July 18th marks Nelson Mandela International Day. Everyone who is familiar with Nelson Mandela’s story recognizes him as a symbol of freedom. Today, more than a billion people around the world are desperately in need of freedom—freedom from poverty. Ask any number of people for a definition of freedom, and you will probably get just as many answers. One thing that the majority of people would agree on, though, is that it is difficult to feel free if you are living in poverty.
All around the world, people are fighting to break free from the chains of poverty. Too many of them cannot express themselves or fully develop their gifts because they spend most of their time hacking away at the shackles of poverty. This is not a new problem, and in fact many attempts have been made to curb its growth.
In the year 2000, several world leaders came together at the United Nations to address some of the major problems affecting mankind. As a result of that meeting, eight goals were created that are today known as the millennium development goals, or MDGs. On the very top of the list was one major goal, to eradicate extreme poverty and hunger by 2015. I know what you are thinking—how can it be possible when 2015 is now just a few months away?
According to the United Nations, “The global poverty rate at $1.25 a day fell in 2010 to less than half the 1990 rate. 700 million fewer people lived in conditions of extreme poverty in 2010 than in 1990. However, at the global level 1.2 billion people are still living in extreme poverty.” Although huge strides have been made, I am sure that you will agree that 1.2 billion is still a lot of people. It is more than the combined population of the United States, Canada, and the European Union, with an additional 200+ million people on top of that.
Of those still living in poverty, the greatest percentage are in Sub-Saharan Africa. Sub-Saharan Africa is made up of the countries that lie south of the Sahara desert. I happen to have been born in one of those countries, Nigeria. It is a place where I still have a lot of family and friends. Like most of Africa, it is home to people of contrasting fortunes. On one end, there are those living in extreme poverty—and then there are the billionaires. An example is Aliko Dangote, who according to Forbes magazine’s 2014 ranking of the richest people on the planet is in the top 25 with an estimated net worth of $25 billion.
I have thought long and hard about what it would take for the average African to make the shift from poverty to financial independence. I have often wondered if such a thing was even possible. To put my thoughts in focus, I think about the people I knew growing up in Nigeria. I think about a friend whose husband suddenly passed away and is now left to raise three children all on her own. I think about another friend who struggled through college to obtain two degrees but for years has been unable to find a job.
I think about these people and others and ask myself, how would they best like to be helped? Is it through a monetary gift? Perhaps by giving them enough money to last them for a week? How long will any of this last before another need develops? A monetary gift might help them temporarily, but it would not be enough to sustain them throughout their life. What if there was a way that I could give them hope? What if there was a way that I could help them stand on their own two feet so they never have to rely on somebody else for money?

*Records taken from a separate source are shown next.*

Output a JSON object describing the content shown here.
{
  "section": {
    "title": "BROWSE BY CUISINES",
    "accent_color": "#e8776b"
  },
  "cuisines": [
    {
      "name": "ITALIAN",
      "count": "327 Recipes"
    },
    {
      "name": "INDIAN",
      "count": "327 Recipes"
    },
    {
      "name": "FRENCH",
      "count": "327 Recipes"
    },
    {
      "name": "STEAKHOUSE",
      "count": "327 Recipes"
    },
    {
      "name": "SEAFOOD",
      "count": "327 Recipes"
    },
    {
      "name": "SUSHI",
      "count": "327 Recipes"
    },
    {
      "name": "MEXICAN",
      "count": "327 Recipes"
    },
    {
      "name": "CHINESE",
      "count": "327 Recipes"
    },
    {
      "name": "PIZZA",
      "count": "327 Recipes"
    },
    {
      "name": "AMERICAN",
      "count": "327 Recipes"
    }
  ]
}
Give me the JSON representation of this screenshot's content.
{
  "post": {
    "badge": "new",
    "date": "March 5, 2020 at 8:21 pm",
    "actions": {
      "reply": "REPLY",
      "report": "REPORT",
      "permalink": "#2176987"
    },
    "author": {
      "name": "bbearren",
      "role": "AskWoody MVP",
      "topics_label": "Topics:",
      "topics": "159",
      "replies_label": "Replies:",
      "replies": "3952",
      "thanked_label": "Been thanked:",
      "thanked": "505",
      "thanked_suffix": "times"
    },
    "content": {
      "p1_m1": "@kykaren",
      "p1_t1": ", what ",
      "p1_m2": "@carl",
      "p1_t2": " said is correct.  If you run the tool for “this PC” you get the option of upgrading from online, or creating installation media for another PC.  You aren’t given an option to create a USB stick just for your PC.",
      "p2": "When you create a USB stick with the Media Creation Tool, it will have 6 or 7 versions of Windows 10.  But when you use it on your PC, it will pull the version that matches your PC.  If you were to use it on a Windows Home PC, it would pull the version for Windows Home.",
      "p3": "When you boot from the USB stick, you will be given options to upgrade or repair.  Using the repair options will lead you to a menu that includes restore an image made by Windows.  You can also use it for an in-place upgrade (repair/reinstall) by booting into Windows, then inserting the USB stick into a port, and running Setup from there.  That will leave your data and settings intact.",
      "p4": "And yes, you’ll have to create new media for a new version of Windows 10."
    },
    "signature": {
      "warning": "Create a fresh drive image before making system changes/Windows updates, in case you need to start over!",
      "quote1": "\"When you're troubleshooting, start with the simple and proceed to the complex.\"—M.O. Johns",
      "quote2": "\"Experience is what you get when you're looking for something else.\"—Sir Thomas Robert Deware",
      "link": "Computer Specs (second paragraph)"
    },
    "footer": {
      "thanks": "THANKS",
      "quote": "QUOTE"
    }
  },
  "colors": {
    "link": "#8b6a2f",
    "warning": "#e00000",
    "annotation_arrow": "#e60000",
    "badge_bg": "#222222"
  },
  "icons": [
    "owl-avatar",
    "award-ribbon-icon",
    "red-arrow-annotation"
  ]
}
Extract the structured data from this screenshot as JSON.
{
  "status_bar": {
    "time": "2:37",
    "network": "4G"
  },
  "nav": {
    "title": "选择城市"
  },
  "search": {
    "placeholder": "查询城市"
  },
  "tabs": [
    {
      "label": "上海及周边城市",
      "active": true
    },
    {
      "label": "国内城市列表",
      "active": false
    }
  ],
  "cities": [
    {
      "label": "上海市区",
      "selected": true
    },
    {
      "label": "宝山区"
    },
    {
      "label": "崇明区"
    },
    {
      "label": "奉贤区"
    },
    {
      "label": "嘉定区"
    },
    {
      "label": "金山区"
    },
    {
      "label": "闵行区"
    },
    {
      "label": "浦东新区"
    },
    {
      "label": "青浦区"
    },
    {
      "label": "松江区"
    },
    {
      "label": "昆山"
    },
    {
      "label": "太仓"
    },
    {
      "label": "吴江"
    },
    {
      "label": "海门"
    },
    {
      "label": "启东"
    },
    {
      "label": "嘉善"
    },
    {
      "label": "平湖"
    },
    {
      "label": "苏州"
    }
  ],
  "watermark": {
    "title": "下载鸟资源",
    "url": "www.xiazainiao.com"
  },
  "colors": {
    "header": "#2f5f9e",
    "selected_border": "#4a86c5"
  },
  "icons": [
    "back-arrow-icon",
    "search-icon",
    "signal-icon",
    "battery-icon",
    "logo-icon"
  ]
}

What if it was possible to help them unleash the abilities that I know lie within them?
The solution, I believe, lies in some form of self-empowerment. I made a decision that whatever I did, it must meet at least three objectives. It should be easy to understand, easy to implement, and provide long-term solutions. So just how can this be achieved? I have several ideas, which leads me to my first initiative—providing a road map to act as a guide. My upcoming book, Wealth for All Africans: How Every African Can Live the Life of Their Dreams, was written with the goal to help every African develop his- or herself to the point of self-sufficiency.
Every year on July 18th, Nelson Mandela International Day, we are encouraged to devote 67 minutes to help others. It could be something that affects the life of one person, 100 people, or 1.7 billion people. You are encouraged to help wherever and however you can. Maybe you, too, have come across an area of great need. Perhaps you have even thought that the need was too big for you to handle. I want to encourage you to dig deep within yourself for answers. I believe there are powerful solutions that lie within you that the world needs. I will leave you with this quote from Nelson Mandela: “We can change the world and make it a better place. It is in your hands to make a difference.”
Now, let’s go out and make a difference.
“United Nations Millennium Development Goals.” UN News Center. UN, n.d. Web. 14 July 2014.
Kroll, Luisa, and Kerry A. Dolan. “Inside The 2014 Forbes Billionaires List: Facts And Figures.” Forbes. Forbes Magazine, 03 Mar. 2014. Web. 16 July 2014.